● **Records supplied**:
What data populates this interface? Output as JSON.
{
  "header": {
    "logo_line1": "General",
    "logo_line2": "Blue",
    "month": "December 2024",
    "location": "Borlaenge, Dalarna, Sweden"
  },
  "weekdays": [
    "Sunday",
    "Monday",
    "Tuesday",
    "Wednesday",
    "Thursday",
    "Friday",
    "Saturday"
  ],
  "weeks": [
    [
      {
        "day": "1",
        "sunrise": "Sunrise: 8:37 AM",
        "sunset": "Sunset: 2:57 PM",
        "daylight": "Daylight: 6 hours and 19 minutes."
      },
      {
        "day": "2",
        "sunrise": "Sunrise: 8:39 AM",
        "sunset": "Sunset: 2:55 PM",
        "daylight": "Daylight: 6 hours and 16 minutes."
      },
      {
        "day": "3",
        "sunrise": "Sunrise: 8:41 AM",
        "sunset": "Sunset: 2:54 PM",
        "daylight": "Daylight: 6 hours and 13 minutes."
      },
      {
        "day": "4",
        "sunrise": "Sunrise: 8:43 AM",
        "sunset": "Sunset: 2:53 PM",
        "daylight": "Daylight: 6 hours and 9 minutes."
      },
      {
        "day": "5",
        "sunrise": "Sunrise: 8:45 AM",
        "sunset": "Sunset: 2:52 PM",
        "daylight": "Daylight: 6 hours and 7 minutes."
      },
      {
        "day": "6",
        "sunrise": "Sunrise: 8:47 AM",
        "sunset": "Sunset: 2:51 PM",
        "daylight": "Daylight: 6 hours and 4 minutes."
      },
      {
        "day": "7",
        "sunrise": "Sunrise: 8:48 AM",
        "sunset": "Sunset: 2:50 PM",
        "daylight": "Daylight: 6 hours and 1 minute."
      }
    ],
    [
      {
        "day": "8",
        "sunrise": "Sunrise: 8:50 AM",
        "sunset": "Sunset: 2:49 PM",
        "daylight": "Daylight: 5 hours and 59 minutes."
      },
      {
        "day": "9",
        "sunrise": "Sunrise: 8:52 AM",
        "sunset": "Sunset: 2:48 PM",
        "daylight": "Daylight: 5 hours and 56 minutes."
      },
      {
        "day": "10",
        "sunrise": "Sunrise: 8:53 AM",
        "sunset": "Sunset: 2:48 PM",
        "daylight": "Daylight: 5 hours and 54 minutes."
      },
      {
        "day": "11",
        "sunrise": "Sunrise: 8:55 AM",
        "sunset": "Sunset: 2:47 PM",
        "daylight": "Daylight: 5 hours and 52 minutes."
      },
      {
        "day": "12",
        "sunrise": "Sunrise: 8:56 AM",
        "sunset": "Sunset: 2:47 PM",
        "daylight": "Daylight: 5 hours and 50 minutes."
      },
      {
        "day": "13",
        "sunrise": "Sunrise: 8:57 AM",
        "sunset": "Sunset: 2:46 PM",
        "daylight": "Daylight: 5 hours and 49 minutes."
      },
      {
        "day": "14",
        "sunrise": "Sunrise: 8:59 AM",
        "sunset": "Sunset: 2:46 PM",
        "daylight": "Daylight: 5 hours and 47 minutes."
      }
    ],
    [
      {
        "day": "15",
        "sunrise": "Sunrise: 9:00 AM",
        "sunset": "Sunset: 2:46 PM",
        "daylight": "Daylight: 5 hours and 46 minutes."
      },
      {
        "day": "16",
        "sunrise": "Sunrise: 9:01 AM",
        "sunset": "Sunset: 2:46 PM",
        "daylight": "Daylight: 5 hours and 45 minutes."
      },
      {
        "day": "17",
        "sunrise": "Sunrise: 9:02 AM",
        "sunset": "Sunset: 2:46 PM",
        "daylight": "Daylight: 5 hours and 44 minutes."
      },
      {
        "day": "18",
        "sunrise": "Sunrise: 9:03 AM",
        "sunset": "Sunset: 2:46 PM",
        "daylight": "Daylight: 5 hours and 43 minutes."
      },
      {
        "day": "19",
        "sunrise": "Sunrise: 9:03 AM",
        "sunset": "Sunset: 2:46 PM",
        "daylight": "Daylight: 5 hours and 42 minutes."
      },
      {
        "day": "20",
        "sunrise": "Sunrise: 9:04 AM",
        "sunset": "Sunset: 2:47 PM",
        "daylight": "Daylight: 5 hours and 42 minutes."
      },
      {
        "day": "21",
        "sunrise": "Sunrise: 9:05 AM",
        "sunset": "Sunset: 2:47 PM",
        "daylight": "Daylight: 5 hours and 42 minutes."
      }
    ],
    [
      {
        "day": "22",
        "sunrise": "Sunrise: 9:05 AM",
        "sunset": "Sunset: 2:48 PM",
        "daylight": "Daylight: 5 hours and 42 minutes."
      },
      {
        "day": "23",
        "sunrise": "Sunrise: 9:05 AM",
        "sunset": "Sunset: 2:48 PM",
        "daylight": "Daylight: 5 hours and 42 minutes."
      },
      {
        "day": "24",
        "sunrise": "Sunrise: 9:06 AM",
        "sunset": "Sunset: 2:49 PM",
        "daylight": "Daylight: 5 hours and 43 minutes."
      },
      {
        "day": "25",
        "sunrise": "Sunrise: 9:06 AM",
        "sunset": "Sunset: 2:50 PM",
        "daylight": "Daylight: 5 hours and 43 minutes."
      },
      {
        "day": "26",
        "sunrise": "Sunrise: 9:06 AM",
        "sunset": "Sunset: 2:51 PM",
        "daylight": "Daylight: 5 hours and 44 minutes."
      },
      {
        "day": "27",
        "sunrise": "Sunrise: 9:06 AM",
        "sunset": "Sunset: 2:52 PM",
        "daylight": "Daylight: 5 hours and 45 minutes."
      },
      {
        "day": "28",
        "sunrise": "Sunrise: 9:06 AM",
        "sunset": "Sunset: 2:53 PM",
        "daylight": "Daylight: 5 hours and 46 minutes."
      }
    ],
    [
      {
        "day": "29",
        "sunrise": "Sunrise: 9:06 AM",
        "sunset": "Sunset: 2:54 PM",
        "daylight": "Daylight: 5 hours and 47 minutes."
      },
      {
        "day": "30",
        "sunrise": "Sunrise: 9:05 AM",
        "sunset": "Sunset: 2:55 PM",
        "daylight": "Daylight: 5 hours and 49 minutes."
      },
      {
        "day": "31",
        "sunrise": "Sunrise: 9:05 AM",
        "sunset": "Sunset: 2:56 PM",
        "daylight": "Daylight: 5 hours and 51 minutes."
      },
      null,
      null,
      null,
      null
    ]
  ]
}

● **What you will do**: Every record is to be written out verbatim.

● **Result**:
What data populates this interface? Output as JSON.
{
  "header": {
    "logo_line1": "General",
    "logo_line2": "Blue",
    "month": "December 2024",
    "location": "Borlaenge, Dalarna, Sweden"
  },
  "weekdays": [
    "Sunday",
    "Monday",
    "Tuesday",
    "Wednesday",
    "Thursday",
    "Friday",
    "Saturday"
  ],
  "weeks": [
    [
      {
        "day": "1",
        "sunrise": "Sunrise: 8:37 AM",
        "sunset": "Sunset: 2:57 PM",
        "daylight": "Daylight: 6 hours and 19 minutes."
      },
      {
        "day": "2",
        "sunrise": "Sunrise: 8:39 AM",
        "sunset": "Sunset: 2:55 PM",
        "daylight": "Daylight: 6 hours and 16 minutes."
      },
      {
        "day": "3",
        "sunrise": "Sunrise: 8:41 AM",
        "sunset": "Sunset: 2:54 PM",
        "daylight": "Daylight: 6 hours and 13 minutes."
      },
      {
        "day": "4",
        "sunrise": "Sunrise: 8:43 AM",
        "sunset": "Sunset: 2:53 PM",
        "daylight": "Daylight: 6 hours and 9 minutes."
      },
      {
        "day": "5",
        "sunrise": "Sunrise: 8:45 AM",
        "sunset": "Sunset: 2:52 PM",
        "daylight": "Daylight: 6 hours and 7 minutes."
      },
      {
        "day": "6",
        "sunrise": "Sunrise: 8:47 AM",
        "sunset": "Sunset: 2:51 PM",
        "daylight": "Daylight: 6 hours and 4 minutes."
      },
      {
        "day": "7",
        "sunrise": "Sunrise: 8:48 AM",
        "sunset": "Sunset: 2:50 PM",
        "daylight": "Daylight: 6 hours and 1 minute."
      }
    ],
    [
      {
        "day": "8",
        "sunrise": "Sunrise: 8:50 AM",
        "sunset": "Sunset: 2:49 PM",
        "daylight": "Daylight: 5 hours and 59 minutes."
      },
      {
        "day": "9",
        "sunrise": "Sunrise: 8:52 AM",
        "sunset": "Sunset: 2:48 PM",
        "daylight": "Daylight: 5 hours and 56 minutes."
      },
      {
        "day": "10",
        "sunrise": "Sunrise: 8:53 AM",
        "sunset": "Sunset: 2:48 PM",
        "daylight": "Daylight: 5 hours and 54 minutes."
      },
      {
        "day": "11",
        "sunrise": "Sunrise: 8:55 AM",
        "sunset": "Sunset: 2:47 PM",
        "daylight": "Daylight: 5 hours and 52 minutes."
      },
      {
        "day": "12",
        "sunrise": "Sunrise: 8:56 AM",
        "sunset": "Sunset: 2:47 PM",
        "daylight": "Daylight: 5 hours and 50 minutes."
      },
      {
        "day": "13",
        "sunrise": "Sunrise: 8:57 AM",
        "sunset": "Sunset: 2:46 PM",
        "daylight": "Daylight: 5 hours and 49 minutes."
      },
      {
        "day": "14",
        "sunrise": "Sunrise: 8:59 AM",
        "sunset": "Sunset: 2:46 PM",
        "daylight": "Daylight: 5 hours and 47 minutes."
      }
    ],
    [
      {
        "day": "15",
        "sunrise": "Sunrise: 9:00 AM",
        "sunset": "Sunset: 2:46 PM",
        "daylight": "Daylight: 5 hours and 46 minutes."
      },
      {
        "day": "16",
        "sunrise": "Sunrise: 9:01 AM",
        "sunset": "Sunset: 2:46 PM",
        "daylight": "Daylight: 5 hours and 45 minutes."
      },
      {
        "day": "17",
        "sunrise": "Sunrise: 9:02 AM",
        "sunset": "Sunset: 2:46 PM",
        "daylight": "Daylight: 5 hours and 44 minutes."
      },
      {
        "day": "18",
        "sunrise": "Sunrise: 9:03 AM",
        "sunset": "Sunset: 2:46 PM",
        "daylight": "Daylight: 5 hours and 43 minutes."
      },
      {
        "day": "19",
        "sunrise": "Sunrise: 9:03 AM",
        "sunset": "Sunset: 2:46 PM",
        "daylight": "Daylight: 5 hours and 42 minutes."
      },
      {
        "day": "20",
        "sunrise": "Sunrise: 9:04 AM",
        "sunset": "Sunset: 2:47 PM",
        "daylight": "Daylight: 5 hours and 42 minutes."
      },
      {
        "day": "21",
        "sunrise": "Sunrise: 9:05 AM",
        "sunset": "Sunset: 2:47 PM",
        "daylight": "Daylight: 5 hours and 42 minutes."
      }
    ],
    [
      {
        "day": "22",
        "sunrise": "Sunrise: 9:05 AM",
        "sunset": "Sunset: 2:48 PM",
        "daylight": "Daylight: 5 hours and 42 minutes."
      },
      {
        "day": "23",
        "sunrise": "Sunrise: 9:05 AM",
        "sunset": "Sunset: 2:48 PM",
        "daylight": "Daylight: 5 hours and 42 minutes."
      },
      {
        "day": "24",
        "sunrise": "Sunrise: 9:06 AM",
        "sunset": "Sunset: 2:49 PM",
        "daylight": "Daylight: 5 hours and 43 minutes."
      },
      {
        "day": "25",
        "sunrise": "Sunrise: 9:06 AM",
        "sunset": "Sunset: 2:50 PM",
        "daylight": "Daylight: 5 hours and 43 minutes."
      },
      {
        "day": "26",
        "sunrise": "Sunrise: 9:06 AM",
        "sunset": "Sunset: 2:51 PM",
        "daylight": "Daylight: 5 hours and 44 minutes."
      },
      {
        "day": "27",
        "sunrise": "Sunrise: 9:06 AM",
        "sunset": "Sunset: 2:52 PM",
        "daylight": "Daylight: 5 hours and 45 minutes."
      },
      {
        "day": "28",
        "sunrise": "Sunrise: 9:06 AM",
        "sunset": "Sunset: 2:53 PM",
        "daylight": "Daylight: 5 hours and 46 minutes."
      }
    ],
    [
      {
        "day": "29",
        "sunrise": "Sunrise: 9:06 AM",
        "sunset": "Sunset: 2:54 PM",
        "daylight": "Daylight: 5 hours and 47 minutes."
      },
      {
        "day": "30",
        "sunrise": "Sunrise: 9:05 AM",
        "sunset": "Sunset: 2:55 PM",
        "daylight": "Daylight: 5 hours and 49 minutes."
      },
      {
        "day": "31",
        "sunrise": "Sunrise: 9:05 AM",
        "sunset": "Sunset: 2:56 PM",
        "daylight": "Daylight: 5 hours and 51 minutes."
      },
      null,
      null,
      null,
      null
    ]
  ]
}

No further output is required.